In my most recent posts I looked at the strategic theories of two different authors. The first was Thomas P. M. Barnett, who divided the world into functioning, integrated Core states, and their danger-producing opposites, the Gap states. His mantra was “disconnectedness defines danger.” The second was Philip Bobbitt, who divided history into epochs in which different forms of the state ruled. He taught us that the nation state is on its way out, and the new market state is taking its place.
John Robb is an author who actually references both of the previous authors, in his book Brave New War. He springboards off of Bobbitt’s concept of the market state to argue that the nature of warfare has changed, becoming network-focused, and refutes Barnett’s mantra. Basically, in the globally networked world, connectedness defines danger, so good luck finding peace through integration. Better to develop doctrines of fighting networked war.

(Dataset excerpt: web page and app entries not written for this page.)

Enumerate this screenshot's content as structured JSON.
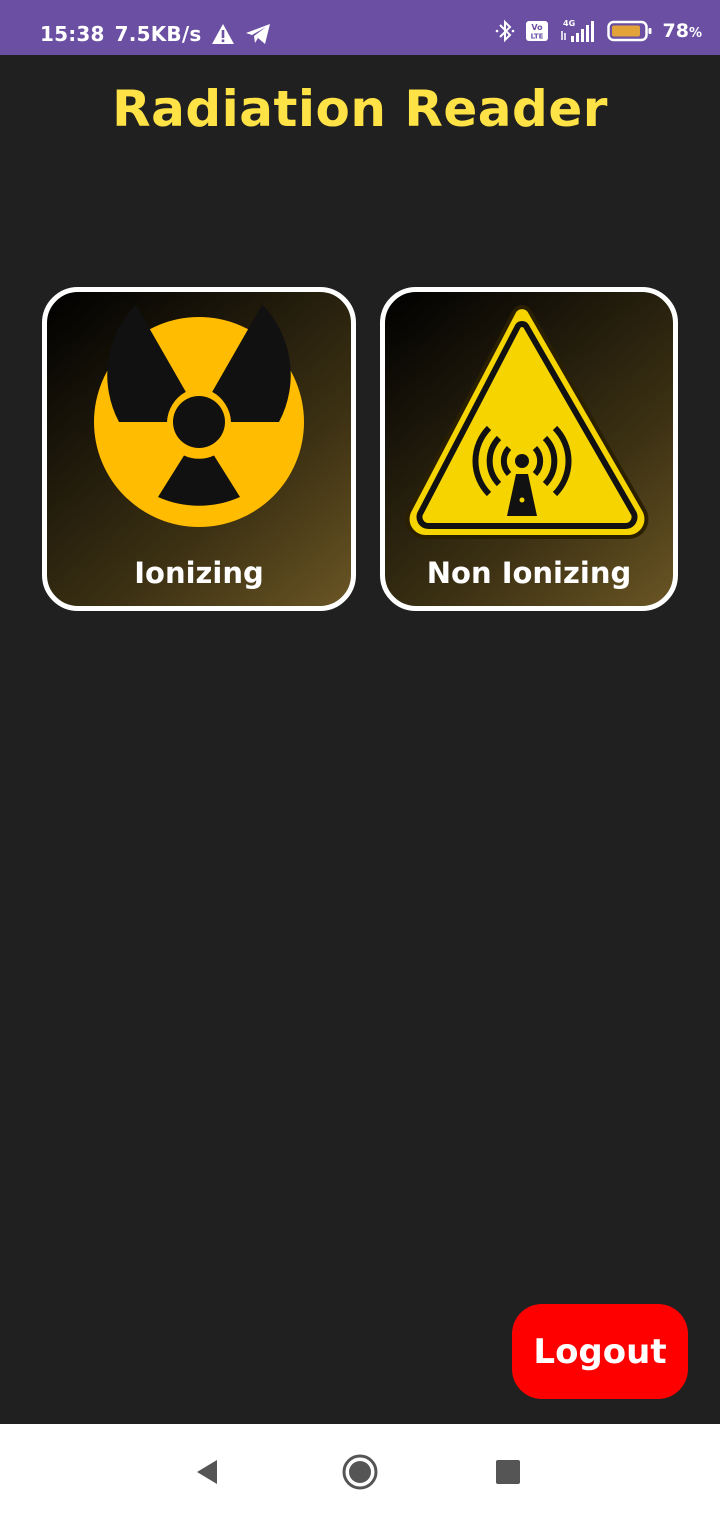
{
  "status_bar": {
    "time": "15:38",
    "net_speed": "7.5KB/s",
    "network_type": "4G",
    "volte_label": "Vo LTE",
    "battery_percent": "78",
    "battery_percent_sign": "%",
    "icons": [
      "warning-icon",
      "telegram-icon",
      "bluetooth-icon",
      "volte-icon",
      "signal-icon",
      "battery-icon"
    ]
  },
  "app": {
    "title": "Radiation Reader"
  },
  "cards": [
    {
      "label": "Ionizing",
      "icon": "radiation-trefoil-icon"
    },
    {
      "label": "Non Ionizing",
      "icon": "non-ionizing-radiation-warning-icon"
    }
  ],
  "logout": {
    "label": "Logout"
  },
  "nav_bar": {
    "icons": [
      "back-icon",
      "home-icon",
      "recents-icon"
    ]
  },
  "colors": {
    "status_bar": "#6a4fa3",
    "background": "#202020",
    "title": "#ffe245",
    "radiation_yellow": "#ffbc00",
    "warning_yellow": "#f5d400",
    "logout": "#ff0000"
  }
}
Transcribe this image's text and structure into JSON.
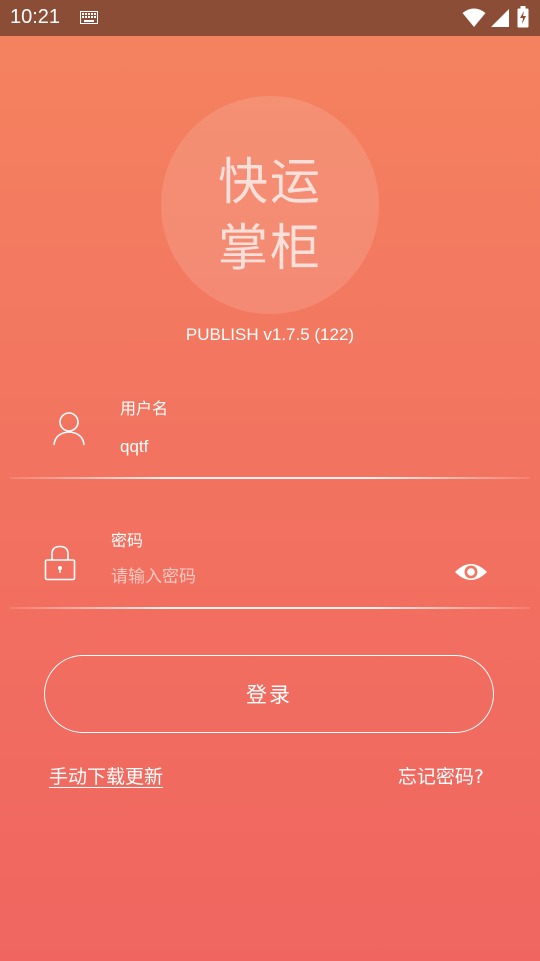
{
  "status_bar": {
    "time": "10:21"
  },
  "logo": {
    "line1": "快运",
    "line2": "掌柜"
  },
  "version": "PUBLISH v1.7.5 (122)",
  "username_field": {
    "label": "用户名",
    "value": "qqtf"
  },
  "password_field": {
    "label": "密码",
    "value": "",
    "placeholder": "请输入密码"
  },
  "login_button": {
    "label": "登录"
  },
  "links": {
    "download": "手动下载更新",
    "forgot": "忘记密码?"
  },
  "colors": {
    "background_top": "#f4835f",
    "background_bottom": "#f06560",
    "status_bar": "#8c4d37",
    "text": "#ffffff"
  },
  "icons": {
    "status": [
      "keyboard-icon",
      "wifi-icon",
      "signal-icon",
      "battery-icon"
    ],
    "username": "user-icon",
    "password": "lock-icon",
    "toggle_visibility": "eye-icon"
  }
}
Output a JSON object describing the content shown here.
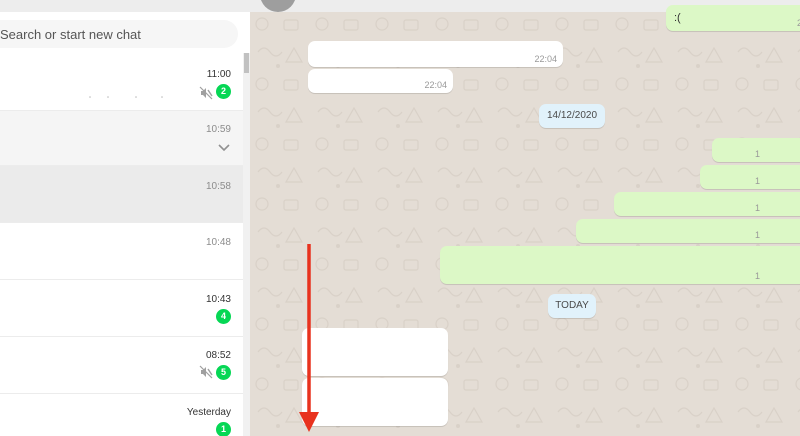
{
  "sidebar": {
    "search_placeholder": "Search or start new chat",
    "chats": [
      {
        "time": "11:00",
        "badge": "2",
        "muted": true
      },
      {
        "time": "10:59",
        "menu_icon": "chevron-down-icon"
      },
      {
        "time": "10:58"
      },
      {
        "time": "10:48"
      },
      {
        "time": "10:43",
        "badge": "4"
      },
      {
        "time": "08:52",
        "badge": "5",
        "muted": true
      },
      {
        "time": "Yesterday",
        "badge": "1"
      }
    ]
  },
  "conversation": {
    "messages_top": [
      {
        "direction": "out",
        "text": ":(",
        "time": "2"
      },
      {
        "direction": "in",
        "time": "22:04"
      },
      {
        "direction": "in",
        "time": "22:04"
      }
    ],
    "date_divider_1": "14/12/2020",
    "outgoing_after_divider": [
      {
        "time": "1"
      },
      {
        "time": "1"
      },
      {
        "time": "1"
      },
      {
        "time": "1"
      },
      {
        "time": "1"
      }
    ],
    "date_divider_2": "TODAY",
    "incoming_today": [
      {
        "direction": "in"
      },
      {
        "direction": "in"
      }
    ]
  },
  "colors": {
    "unread_badge": "#06d755",
    "outgoing_bubble": "#dcf8c6",
    "incoming_bubble": "#ffffff",
    "date_chip": "#e1f2fb",
    "annotation_arrow": "#e8321e"
  },
  "annotation": {
    "type": "arrow",
    "direction": "down"
  }
}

A war fought between social networks is exactly how Robb portrays the current Crisis Era in American politics. He calls this “open source warfare” in that anyone can participate in an era when the Internet gives individuals powers of surveillance and intelligence gathering that were once reserved for governments. You can follow more of John Robb’s analysis of current events here at his blog.